Looking north from Fire Island
Continuing the cooking articles I write every summer

Sunday, December 7, 2008

Roasted Root Veggies with Chicken Thighs

It always happens this way. My fridge had root vegetables, carrots, beets with their greens, and some butternut squash. I remembered a side dish I had at Spotted Pig. The roasted beets were near perfect but for being over peppered and over-salted. I also saw Jamie Oliver do something similar, but his way was more to my rustic tastes. Try this, and please vary it with other winter vegetables.

Wash, scrub very well, two times, a bunch of beets, greens attached. Scrape a few huge thick carrots using the back of your knife. I think peelers take away too much flavor. Peel a butternut squash, cut the carrots and squash into large, 1 ½ inch chunks. Preheat the oven to 425, moisten the all the vegs with olive oil. Sprinkle with coarse salt, black pepper and red chili flakes. Use your hands to toss everything around to coat them evenly. Now, into the oven they all go. After around half an hour, lower the temp to 325f. Test them for tenderness. The point of a chef’s fork should easily pierce the thickest part of one of the vegetables. If the rest seem overcooked, don’t worry, they’ll be delish. Click on the photo for a better view.

There were also a few skinless chicken thighs I wanted to deal with. Thighs rock, you can keep the white meat. I made a lateral slice on each thigh from the edge perpendicular to the bone, a slice from each side, he better to expose the meat to the marinade, and cook faster. I poured a cup and a half of buttermilk into a bowl, added a hefty amount of coarse salt, a shot of hot sauce, a quarter teaspoon of cayenne, a few grinds of ground pepper, ground nutmeg, and gave it a stir. I marinated the chicken in the buttermilk for two hours, turning them several times.

The idea of the extra salt was to brine the chicken. It gives chicken --and pork, a marvelous juicy taste. I set a nonstick pan on the range, and placed the chicken in the hot pan. Lots of water appeared when the buttermilk separated, which I poured off. Then into the oven went the pan to cook along with the veggies. I drizzled a few drops of oil on the chicken.
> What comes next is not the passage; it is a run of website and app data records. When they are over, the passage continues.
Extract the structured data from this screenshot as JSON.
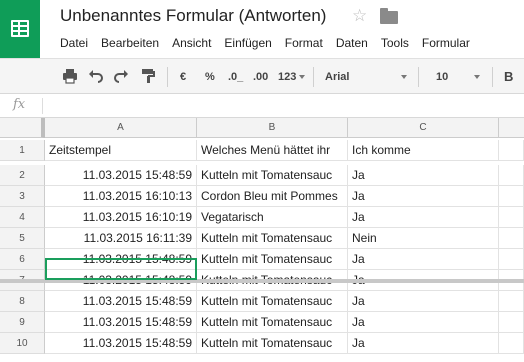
{
  "app": {
    "title": "Unbenanntes Formular (Antworten)",
    "accent_color": "#0f9d58",
    "icons": [
      "sheets-logo-icon",
      "star-icon",
      "folder-icon"
    ]
  },
  "menu": [
    "Datei",
    "Bearbeiten",
    "Ansicht",
    "Einfügen",
    "Format",
    "Daten",
    "Tools",
    "Formular"
  ],
  "toolbar": {
    "currency": "€",
    "percent": "%",
    "decrease_decimals": ".0_",
    "increase_decimals": ".00",
    "more_formats": "123",
    "font": "Arial",
    "font_size": "10",
    "bold": "B"
  },
  "formula_bar": {
    "fx_label": "fx",
    "value": ""
  },
  "sheet": {
    "columns": [
      "A",
      "B",
      "C"
    ],
    "row_numbers": [
      "1",
      "2",
      "3",
      "4",
      "5",
      "6",
      "7",
      "8",
      "9",
      "10"
    ],
    "header_row": [
      "Zeitstempel",
      "Welches Menü hättet ihr",
      "Ich komme"
    ],
    "rows": [
      [
        "11.03.2015 15:48:59",
        "Kutteln mit Tomatensauc",
        "Ja"
      ],
      [
        "11.03.2015 16:10:13",
        "Cordon Bleu mit Pommes",
        "Ja"
      ],
      [
        "11.03.2015 16:10:19",
        "Vegatarisch",
        "Ja"
      ],
      [
        "11.03.2015 16:11:39",
        "Kutteln mit Tomatensauc",
        "Nein"
      ],
      [
        "11.03.2015 15:48:59",
        "Kutteln mit Tomatensauc",
        "Ja"
      ],
      [
        "11.03.2015 15:48:59",
        "Kutteln mit Tomatensauc",
        "Ja"
      ],
      [
        "11.03.2015 15:48:59",
        "Kutteln mit Tomatensauc",
        "Ja"
      ],
      [
        "11.03.2015 15:48:59",
        "Kutteln mit Tomatensauc",
        "Ja"
      ],
      [
        "11.03.2015 15:48:59",
        "Kutteln mit Tomatensauc",
        "Ja"
      ]
    ]
  }
}
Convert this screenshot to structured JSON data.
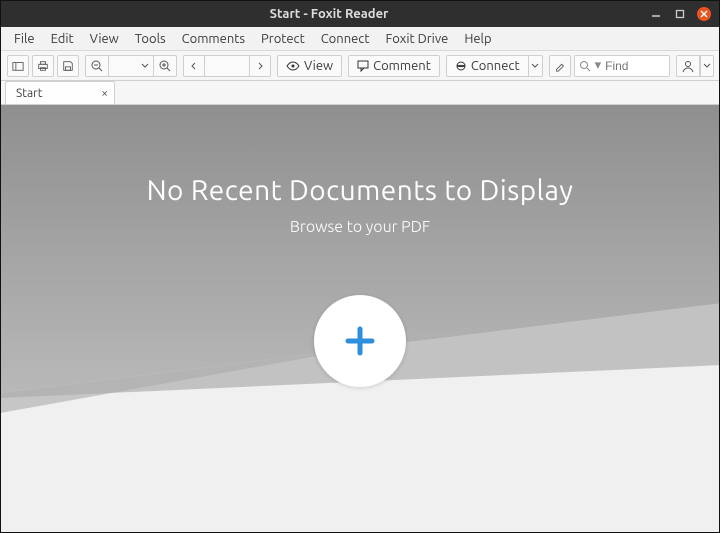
{
  "titlebar": {
    "title": "Start - Foxit Reader"
  },
  "menu": {
    "file": "File",
    "edit": "Edit",
    "view": "View",
    "tools": "Tools",
    "comments": "Comments",
    "protect": "Protect",
    "connect": "Connect",
    "foxit_drive": "Foxit Drive",
    "help": "Help"
  },
  "toolbar": {
    "view_label": "View",
    "comment_label": "Comment",
    "connect_label": "Connect"
  },
  "search": {
    "placeholder": "Find"
  },
  "tabs": {
    "start": "Start"
  },
  "start_page": {
    "heading": "No Recent Documents to Display",
    "subtitle": "Browse to your PDF"
  }
}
I can tell you the chicken was perfectly moist and flavorful, needing no frying oil or coating. Due to the caramelization of the natural sugars in the vegetables, they were sweet, even without any added sugar. The colors were Technicolor, the flavors real and intense. There was a bonus. The greens almost dissolved in my mouth, leaving only the flavor of the peppers and salt. It was an unusual experience, not unlike my first potato chip.

It was a guilt free, totally satisfying meal. I looked out the window to see snow falling on Greenwich Village for the first time this season. Wood fire smoke was rising from ancient chimneys perfuming the air with a nostalgic, small town scent, just like where I grew up in Massachussetts. A blue-tinted moon was shining through icy thin clouds. It felt good to be here, and to have this hearty dinner.

1 comment:

RuthieD said...

I was looking for some dinner inspiration and yum! This seems just what Iw as thinking of...but the buttermilk I wouldn't have! thanks.